(Beginning of Data records)
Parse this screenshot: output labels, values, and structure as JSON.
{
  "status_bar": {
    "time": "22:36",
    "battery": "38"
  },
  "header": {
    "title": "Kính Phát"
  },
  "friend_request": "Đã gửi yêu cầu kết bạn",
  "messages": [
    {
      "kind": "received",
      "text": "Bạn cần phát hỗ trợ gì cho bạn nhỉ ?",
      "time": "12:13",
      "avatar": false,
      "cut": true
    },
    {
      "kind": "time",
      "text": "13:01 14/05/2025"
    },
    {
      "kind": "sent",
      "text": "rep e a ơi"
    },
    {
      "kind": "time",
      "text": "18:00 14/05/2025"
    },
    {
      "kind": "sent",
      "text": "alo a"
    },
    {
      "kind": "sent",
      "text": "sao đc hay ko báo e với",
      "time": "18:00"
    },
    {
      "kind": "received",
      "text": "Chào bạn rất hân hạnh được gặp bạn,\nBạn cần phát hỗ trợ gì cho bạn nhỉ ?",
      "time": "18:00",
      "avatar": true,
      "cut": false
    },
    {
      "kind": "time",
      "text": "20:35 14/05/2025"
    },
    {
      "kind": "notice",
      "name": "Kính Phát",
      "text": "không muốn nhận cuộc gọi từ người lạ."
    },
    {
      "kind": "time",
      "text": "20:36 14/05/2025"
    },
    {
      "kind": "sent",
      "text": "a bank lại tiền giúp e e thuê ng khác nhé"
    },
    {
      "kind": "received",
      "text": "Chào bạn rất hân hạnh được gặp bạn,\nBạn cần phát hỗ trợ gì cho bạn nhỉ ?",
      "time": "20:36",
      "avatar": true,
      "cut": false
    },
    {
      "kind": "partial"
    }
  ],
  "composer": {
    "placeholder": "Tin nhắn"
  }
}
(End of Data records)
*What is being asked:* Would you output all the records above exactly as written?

*Output of the exercise:*
Parse this screenshot: output labels, values, and structure as JSON.
{
  "status_bar": {
    "time": "22:36",
    "battery": "38"
  },
  "header": {
    "title": "Kính Phát"
  },
  "friend_request": "Đã gửi yêu cầu kết bạn",
  "messages": [
    {
      "kind": "received",
      "text": "Bạn cần phát hỗ trợ gì cho bạn nhỉ ?",
      "time": "12:13",
      "avatar": false,
      "cut": true
    },
    {
      "kind": "time",
      "text": "13:01 14/05/2025"
    },
    {
      "kind": "sent",
      "text": "rep e a ơi"
    },
    {
      "kind": "time",
      "text": "18:00 14/05/2025"
    },
    {
      "kind": "sent",
      "text": "alo a"
    },
    {
      "kind": "sent",
      "text": "sao đc hay ko báo e với",
      "time": "18:00"
    },
    {
      "kind": "received",
      "text": "Chào bạn rất hân hạnh được gặp bạn,\nBạn cần phát hỗ trợ gì cho bạn nhỉ ?",
      "time": "18:00",
      "avatar": true,
      "cut": false
    },
    {
      "kind": "time",
      "text": "20:35 14/05/2025"
    },
    {
      "kind": "notice",
      "name": "Kính Phát",
      "text": "không muốn nhận cuộc gọi từ người lạ."
    },
    {
      "kind": "time",
      "text": "20:36 14/05/2025"
    },
    {
      "kind": "sent",
      "text": "a bank lại tiền giúp e e thuê ng khác nhé"
    },
    {
      "kind": "received",
      "text": "Chào bạn rất hân hạnh được gặp bạn,\nBạn cần phát hỗ trợ gì cho bạn nhỉ ?",
      "time": "20:36",
      "avatar": true,
      "cut": false
    },
    {
      "kind": "partial"
    }
  ],
  "composer": {
    "placeholder": "Tin nhắn"
  }
}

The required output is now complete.